PROBLEM. Copy out each line of the material in which the word "thumb" can be found.

##### GIVEN DATA #####

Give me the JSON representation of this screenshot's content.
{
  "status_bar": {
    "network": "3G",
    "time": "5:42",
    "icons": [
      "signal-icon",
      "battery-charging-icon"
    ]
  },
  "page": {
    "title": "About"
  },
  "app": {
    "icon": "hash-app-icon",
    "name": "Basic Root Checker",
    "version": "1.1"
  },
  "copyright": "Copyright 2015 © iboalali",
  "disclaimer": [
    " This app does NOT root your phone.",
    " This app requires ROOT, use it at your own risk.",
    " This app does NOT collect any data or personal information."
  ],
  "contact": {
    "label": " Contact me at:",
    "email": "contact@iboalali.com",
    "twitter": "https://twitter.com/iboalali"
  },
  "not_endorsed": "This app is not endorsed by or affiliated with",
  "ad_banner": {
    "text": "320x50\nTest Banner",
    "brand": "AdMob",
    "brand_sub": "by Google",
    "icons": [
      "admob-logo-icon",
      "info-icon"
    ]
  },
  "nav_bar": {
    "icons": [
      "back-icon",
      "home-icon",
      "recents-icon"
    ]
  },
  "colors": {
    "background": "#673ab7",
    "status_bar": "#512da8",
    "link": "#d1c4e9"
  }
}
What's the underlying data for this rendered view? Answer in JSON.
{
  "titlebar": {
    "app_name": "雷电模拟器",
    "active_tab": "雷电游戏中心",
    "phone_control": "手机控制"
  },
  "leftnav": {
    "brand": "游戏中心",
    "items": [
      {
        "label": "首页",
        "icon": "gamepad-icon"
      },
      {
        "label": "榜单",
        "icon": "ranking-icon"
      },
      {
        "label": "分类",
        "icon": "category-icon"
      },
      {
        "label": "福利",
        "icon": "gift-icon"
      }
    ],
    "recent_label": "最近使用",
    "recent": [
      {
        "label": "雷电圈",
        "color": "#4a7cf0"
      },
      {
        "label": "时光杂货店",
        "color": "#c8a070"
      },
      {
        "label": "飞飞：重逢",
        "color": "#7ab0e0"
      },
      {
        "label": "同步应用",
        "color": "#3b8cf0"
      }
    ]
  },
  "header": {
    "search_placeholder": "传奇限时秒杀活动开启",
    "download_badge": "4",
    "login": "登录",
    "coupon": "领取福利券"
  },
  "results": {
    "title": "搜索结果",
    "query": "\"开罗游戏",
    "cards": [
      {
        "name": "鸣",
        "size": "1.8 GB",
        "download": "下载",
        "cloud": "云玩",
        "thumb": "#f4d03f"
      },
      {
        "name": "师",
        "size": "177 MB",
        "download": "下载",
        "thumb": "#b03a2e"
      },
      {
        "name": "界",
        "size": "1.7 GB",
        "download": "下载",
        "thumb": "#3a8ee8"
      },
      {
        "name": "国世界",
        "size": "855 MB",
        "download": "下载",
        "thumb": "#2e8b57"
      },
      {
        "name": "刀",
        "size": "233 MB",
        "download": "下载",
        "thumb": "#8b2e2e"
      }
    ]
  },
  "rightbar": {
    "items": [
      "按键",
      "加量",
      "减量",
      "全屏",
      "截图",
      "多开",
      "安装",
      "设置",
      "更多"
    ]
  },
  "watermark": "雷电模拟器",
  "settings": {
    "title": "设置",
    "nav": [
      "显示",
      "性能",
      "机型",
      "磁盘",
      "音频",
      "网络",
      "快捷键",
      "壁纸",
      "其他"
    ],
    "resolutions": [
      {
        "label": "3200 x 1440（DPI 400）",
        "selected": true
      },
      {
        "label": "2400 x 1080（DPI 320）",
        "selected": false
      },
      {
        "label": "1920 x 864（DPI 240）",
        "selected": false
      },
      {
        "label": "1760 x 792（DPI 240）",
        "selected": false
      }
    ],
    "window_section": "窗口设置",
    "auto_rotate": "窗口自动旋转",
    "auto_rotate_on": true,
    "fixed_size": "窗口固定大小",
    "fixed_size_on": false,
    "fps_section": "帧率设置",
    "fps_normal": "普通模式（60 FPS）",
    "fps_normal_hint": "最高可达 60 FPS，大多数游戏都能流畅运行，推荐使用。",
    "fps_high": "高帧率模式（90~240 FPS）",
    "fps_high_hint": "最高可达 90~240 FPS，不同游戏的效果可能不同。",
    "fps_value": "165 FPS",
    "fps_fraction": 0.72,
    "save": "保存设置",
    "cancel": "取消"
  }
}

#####

EXERCISE RESULT.
        "thumb": "#f4d03f"
        "thumb": "#b03a2e"
        "thumb": "#3a8ee8"
        "thumb": "#2e8b57"
        "thumb": "#8b2e2e"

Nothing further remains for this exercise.